WORK TO COMPLETE:
Exact copies of all the entries below are expected in the answer.

◇ ◇ ◇ ◇ ◇ ◇ ◇

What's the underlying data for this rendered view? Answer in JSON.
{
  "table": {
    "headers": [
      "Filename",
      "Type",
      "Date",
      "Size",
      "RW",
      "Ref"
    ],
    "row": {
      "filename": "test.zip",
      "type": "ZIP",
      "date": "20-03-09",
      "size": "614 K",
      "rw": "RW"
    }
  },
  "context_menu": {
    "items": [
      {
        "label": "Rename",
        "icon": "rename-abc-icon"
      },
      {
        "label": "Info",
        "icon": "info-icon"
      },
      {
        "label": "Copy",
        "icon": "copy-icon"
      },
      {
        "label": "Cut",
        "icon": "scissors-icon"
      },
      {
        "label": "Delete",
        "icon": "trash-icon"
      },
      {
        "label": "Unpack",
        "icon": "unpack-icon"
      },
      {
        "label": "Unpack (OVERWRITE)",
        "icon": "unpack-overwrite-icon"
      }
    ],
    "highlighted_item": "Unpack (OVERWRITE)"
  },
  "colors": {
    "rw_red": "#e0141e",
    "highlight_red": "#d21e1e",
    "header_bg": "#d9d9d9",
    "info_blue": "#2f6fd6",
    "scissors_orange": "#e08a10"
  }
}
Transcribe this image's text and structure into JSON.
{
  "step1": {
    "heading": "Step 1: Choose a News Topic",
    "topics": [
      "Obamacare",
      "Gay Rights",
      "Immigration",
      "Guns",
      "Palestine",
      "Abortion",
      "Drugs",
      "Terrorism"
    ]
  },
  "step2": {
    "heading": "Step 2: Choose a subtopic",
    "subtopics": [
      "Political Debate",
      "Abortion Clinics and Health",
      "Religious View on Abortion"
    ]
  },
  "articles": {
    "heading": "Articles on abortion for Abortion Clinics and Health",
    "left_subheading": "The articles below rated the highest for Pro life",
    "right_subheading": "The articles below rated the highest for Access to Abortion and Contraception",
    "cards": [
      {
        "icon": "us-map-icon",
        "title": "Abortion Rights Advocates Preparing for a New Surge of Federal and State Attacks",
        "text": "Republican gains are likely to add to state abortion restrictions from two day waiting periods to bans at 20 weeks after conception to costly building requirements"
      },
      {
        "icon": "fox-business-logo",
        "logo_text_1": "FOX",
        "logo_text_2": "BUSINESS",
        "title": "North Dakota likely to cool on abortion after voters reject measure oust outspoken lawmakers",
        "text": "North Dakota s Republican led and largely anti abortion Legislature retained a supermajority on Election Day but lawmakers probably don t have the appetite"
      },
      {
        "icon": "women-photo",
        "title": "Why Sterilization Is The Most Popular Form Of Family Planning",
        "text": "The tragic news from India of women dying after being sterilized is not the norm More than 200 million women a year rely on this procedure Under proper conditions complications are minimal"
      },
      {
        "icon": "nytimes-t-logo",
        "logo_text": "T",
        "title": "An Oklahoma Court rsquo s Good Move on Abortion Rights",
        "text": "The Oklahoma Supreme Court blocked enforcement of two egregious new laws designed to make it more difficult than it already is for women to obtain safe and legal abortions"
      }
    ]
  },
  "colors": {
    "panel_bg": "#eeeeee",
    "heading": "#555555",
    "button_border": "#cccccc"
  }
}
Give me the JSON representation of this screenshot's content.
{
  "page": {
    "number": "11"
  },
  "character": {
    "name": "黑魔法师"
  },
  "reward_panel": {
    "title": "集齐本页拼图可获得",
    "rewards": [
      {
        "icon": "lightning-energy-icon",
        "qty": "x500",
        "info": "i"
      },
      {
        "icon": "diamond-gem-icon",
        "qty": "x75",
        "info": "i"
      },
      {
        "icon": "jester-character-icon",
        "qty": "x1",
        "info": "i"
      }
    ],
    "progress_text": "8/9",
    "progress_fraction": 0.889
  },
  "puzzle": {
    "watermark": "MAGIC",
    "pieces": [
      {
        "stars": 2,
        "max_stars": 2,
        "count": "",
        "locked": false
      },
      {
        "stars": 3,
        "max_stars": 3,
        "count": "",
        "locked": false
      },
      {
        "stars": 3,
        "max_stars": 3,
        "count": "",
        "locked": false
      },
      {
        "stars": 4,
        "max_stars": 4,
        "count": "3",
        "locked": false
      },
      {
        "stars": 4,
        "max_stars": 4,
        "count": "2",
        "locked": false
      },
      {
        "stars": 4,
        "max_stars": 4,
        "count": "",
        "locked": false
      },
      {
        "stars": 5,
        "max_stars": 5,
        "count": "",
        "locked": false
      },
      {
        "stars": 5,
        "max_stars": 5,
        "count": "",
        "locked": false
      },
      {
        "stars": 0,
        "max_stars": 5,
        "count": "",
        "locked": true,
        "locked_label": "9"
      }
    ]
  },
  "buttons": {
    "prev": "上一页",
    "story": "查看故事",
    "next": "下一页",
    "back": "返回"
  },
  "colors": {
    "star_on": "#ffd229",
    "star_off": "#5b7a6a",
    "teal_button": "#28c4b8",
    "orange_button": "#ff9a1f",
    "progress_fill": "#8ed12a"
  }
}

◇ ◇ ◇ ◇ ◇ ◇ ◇

TASK OUTPUT:
What's the underlying data for this rendered view? Answer in JSON.
{
  "table": {
    "headers": [
      "Filename",
      "Type",
      "Date",
      "Size",
      "RW",
      "Ref"
    ],
    "row": {
      "filename": "test.zip",
      "type": "ZIP",
      "date": "20-03-09",
      "size": "614 K",
      "rw": "RW"
    }
  },
  "context_menu": {
    "items": [
      {
        "label": "Rename",
        "icon": "rename-abc-icon"
      },
      {
        "label": "Info",
        "icon": "info-icon"
      },
      {
        "label": "Copy",
        "icon": "copy-icon"
      },
      {
        "label": "Cut",
        "icon": "scissors-icon"
      },
      {
        "label": "Delete",
        "icon": "trash-icon"
      },
      {
        "label": "Unpack",
        "icon": "unpack-icon"
      },
      {
        "label": "Unpack (OVERWRITE)",
        "icon": "unpack-overwrite-icon"
      }
    ],
    "highlighted_item": "Unpack (OVERWRITE)"
  },
  "colors": {
    "rw_red": "#e0141e",
    "highlight_red": "#d21e1e",
    "header_bg": "#d9d9d9",
    "info_blue": "#2f6fd6",
    "scissors_orange": "#e08a10"
  }
}
Transcribe this image's text and structure into JSON.
{
  "step1": {
    "heading": "Step 1: Choose a News Topic",
    "topics": [
      "Obamacare",
      "Gay Rights",
      "Immigration",
      "Guns",
      "Palestine",
      "Abortion",
      "Drugs",
      "Terrorism"
    ]
  },
  "step2": {
    "heading": "Step 2: Choose a subtopic",
    "subtopics": [
      "Political Debate",
      "Abortion Clinics and Health",
      "Religious View on Abortion"
    ]
  },
  "articles": {
    "heading": "Articles on abortion for Abortion Clinics and Health",
    "left_subheading": "The articles below rated the highest for Pro life",
    "right_subheading": "The articles below rated the highest for Access to Abortion and Contraception",
    "cards": [
      {
        "icon": "us-map-icon",
        "title": "Abortion Rights Advocates Preparing for a New Surge of Federal and State Attacks",
        "text": "Republican gains are likely to add to state abortion restrictions from two day waiting periods to bans at 20 weeks after conception to costly building requirements"
      },
      {
        "icon": "fox-business-logo",
        "logo_text_1": "FOX",
        "logo_text_2": "BUSINESS",
        "title": "North Dakota likely to cool on abortion after voters reject measure oust outspoken lawmakers",
        "text": "North Dakota s Republican led and largely anti abortion Legislature retained a supermajority on Election Day but lawmakers probably don t have the appetite"
      },
      {
        "icon": "women-photo",
        "title": "Why Sterilization Is The Most Popular Form Of Family Planning",
        "text": "The tragic news from India of women dying after being sterilized is not the norm More than 200 million women a year rely on this procedure Under proper conditions complications are minimal"
      },
      {
        "icon": "nytimes-t-logo",
        "logo_text": "T",
        "title": "An Oklahoma Court rsquo s Good Move on Abortion Rights",
        "text": "The Oklahoma Supreme Court blocked enforcement of two egregious new laws designed to make it more difficult than it already is for women to obtain safe and legal abortions"
      }
    ]
  },
  "colors": {
    "panel_bg": "#eeeeee",
    "heading": "#555555",
    "button_border": "#cccccc"
  }
}
Give me the JSON representation of this screenshot's content.
{
  "page": {
    "number": "11"
  },
  "character": {
    "name": "黑魔法师"
  },
  "reward_panel": {
    "title": "集齐本页拼图可获得",
    "rewards": [
      {
        "icon": "lightning-energy-icon",
        "qty": "x500",
        "info": "i"
      },
      {
        "icon": "diamond-gem-icon",
        "qty": "x75",
        "info": "i"
      },
      {
        "icon": "jester-character-icon",
        "qty": "x1",
        "info": "i"
      }
    ],
    "progress_text": "8/9",
    "progress_fraction": 0.889
  },
  "puzzle": {
    "watermark": "MAGIC",
    "pieces": [
      {
        "stars": 2,
        "max_stars": 2,
        "count": "",
        "locked": false
      },
      {
        "stars": 3,
        "max_stars": 3,
        "count": "",
        "locked": false
      },
      {
        "stars": 3,
        "max_stars": 3,
        "count": "",
        "locked": false
      },
      {
        "stars": 4,
        "max_stars": 4,
        "count": "3",
        "locked": false
      },
      {
        "stars": 4,
        "max_stars": 4,
        "count": "2",
        "locked": false
      },
      {
        "stars": 4,
        "max_stars": 4,
        "count": "",
        "locked": false
      },
      {
        "stars": 5,
        "max_stars": 5,
        "count": "",
        "locked": false
      },
      {
        "stars": 5,
        "max_stars": 5,
        "count": "",
        "locked": false
      },
      {
        "stars": 0,
        "max_stars": 5,
        "count": "",
        "locked": true,
        "locked_label": "9"
      }
    ]
  },
  "buttons": {
    "prev": "上一页",
    "story": "查看故事",
    "next": "下一页",
    "back": "返回"
  },
  "colors": {
    "star_on": "#ffd229",
    "star_off": "#5b7a6a",
    "teal_button": "#28c4b8",
    "orange_button": "#ff9a1f",
    "progress_fill": "#8ed12a"
  }
}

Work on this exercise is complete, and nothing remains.